At the end of gesture user should release the button and then bean #3 will send a end signal to the Node-Red.

You can see the actual flow diagram of Node-Red in figure 2. There is a serial connection to bean #3 that will receive acceleration data whenever the button is hold. After that to pulling the acceleration data from bean #1, #2, #4 and #5 we have connected the output of bean #3 to “bb1 accel”, “bb2 accel”, “bb4 accel” and “bb5 accel” and the output of all of them will be sent to Music Player through TCP connection over port 8887


Figure 2: Node-Red Diagram

Step 4: Node-Red will send the acceleration data of all beans and the “end” signal to the receiver socket of Music Player over a tcp connection continuously. When receiver socket gets the “end” signal it’ll create a feature vector of all the acceleration data and then it’ll send this vector to the SVM classifier. size of the feature vector is 250. But if receiver socket doesn’t receive enough acceleration data from the user it’ll fill the remaining element of this vector by 0.

Step 5: The classifier is a linear SVM which is trained by 80 samples of 10 different gestures (800 in total). We found that linear classifier works better than polynomials in this case. This classifier is tested by 20*10 gestures in the test set and its accuracy is 96.5%.

The output of the classifier will be a  number from 0 to 9 which each of them is mapped to a specific task in the music player.

In week 3, we added two more tasks to this music player which are like and unlike. There is a favorite music list in our app. User can add and remove some musics to this list by doing “like” and “unlike” gestures. the gesture for “like” is thumbs up and the gesture for “unlike” is thumbs down. So the total gestures are:

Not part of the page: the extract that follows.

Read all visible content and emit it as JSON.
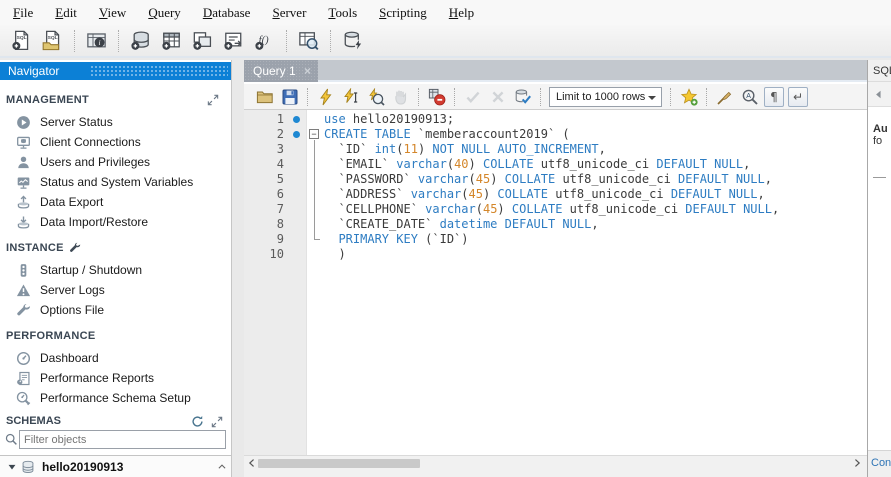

(1) play-pause, (2) stop, (3) next track, (4) previous track, (5) fast forward 10 secs, (6) fast forward 20secs, (7) rewind 10 secs, (8) rewind 20 secs, (9) like and (10) unlike.

You can see the gesture related to each of the above tasks in the slideshow.

This slideshow requires JavaScript.


Step 6: In the last step the command will be sent to spotify controller method and based on the predicted class the corresponding task will be performed. This component is mostly like what we have for getting “text based” commands from UI.


All the related files can be found on my github at:


This entry was posted in Project 2 reports. Bookmark the permalink.

Leave a Reply

Fill in your details below or click an icon to log in: Logo

You are commenting using your account. Log Out /  Change )

Google+ photo

You are commenting using your Google+ account. Log Out /  Change )

Twitter picture

You are commenting using your Twitter account. Log Out /  Change )

Facebook photo

You are commenting using your Facebook account. Log Out /  Change )

Connecting to %s